FAO urges staff to go further to recycle organic waste

Thu, 08/03/12

Does it really matter which bin you put your paper cup in? And what happens to all the stuff in the composting bin anyway? FAO InTouch (the FAO in-house magazine) has been investigating...
 
Each year the Food and Agriculture Organization (FAO) headquarters in Rome throws away around 700,000 kg of waste.
 
At the moment about 14% of that waste is put into the designated organic waste bins. But Mitch Hall – who works on sustainability within the FAO’s  Infrastructure and facilities Management Branch, CSAI – thinks more can be done.
 
Most FAO staff are doing a great job at recycling. But some people are still putting organic waste into the mixed waste bins, and putting things such as bottles and cans in the organic bins. It’s something we need to fix.” says Hall.
 
The organic bins can take a lot more than just food waste. Paper cups, clear plastic biodegradable PLA cups, leaves and flowers, paper towels, napkins and tissues, used paper plates, cardboard cutlery and wooden drink stirrers can all go in the organic bins.
 
Things that should NOT go in the organic bins include liquids, food wrappings (other than paper), plastic plates and cutlery and meat.
 
“Unfortunately, if staff put the wrong things into the organic bin, it means that the entire contents might be treated as mixed waste instead of compostable organic waste,” says Roberto Bonafede, chief of facilities and infrastructure management.

So what happens to this compostable organic waste that makes it so valuable?
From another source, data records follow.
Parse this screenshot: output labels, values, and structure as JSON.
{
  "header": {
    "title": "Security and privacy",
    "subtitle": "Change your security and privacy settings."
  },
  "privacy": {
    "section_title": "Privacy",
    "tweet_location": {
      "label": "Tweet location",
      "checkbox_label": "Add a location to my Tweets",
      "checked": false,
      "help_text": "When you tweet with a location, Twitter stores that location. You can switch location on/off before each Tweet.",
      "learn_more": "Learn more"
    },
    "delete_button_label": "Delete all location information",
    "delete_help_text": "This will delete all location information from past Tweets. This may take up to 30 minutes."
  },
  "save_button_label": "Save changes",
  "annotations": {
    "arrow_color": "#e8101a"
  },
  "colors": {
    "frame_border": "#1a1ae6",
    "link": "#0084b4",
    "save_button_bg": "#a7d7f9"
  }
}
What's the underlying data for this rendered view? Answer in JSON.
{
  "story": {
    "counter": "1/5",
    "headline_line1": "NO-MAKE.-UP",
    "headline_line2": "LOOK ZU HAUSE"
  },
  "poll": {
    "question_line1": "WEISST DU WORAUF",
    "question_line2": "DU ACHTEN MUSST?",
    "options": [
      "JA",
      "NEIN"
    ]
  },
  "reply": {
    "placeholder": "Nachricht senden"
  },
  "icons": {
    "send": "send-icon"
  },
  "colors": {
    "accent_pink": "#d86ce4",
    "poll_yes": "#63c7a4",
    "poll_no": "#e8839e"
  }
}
It turns out that all the organic waste is processed and turned into compost, which farmers can spread on their fields. Which means that effective recycling by FAO staff contributes directly to the production of food and agriculture.
 
In this video, FAO InTouch follows a headquarters coffee cup to find out.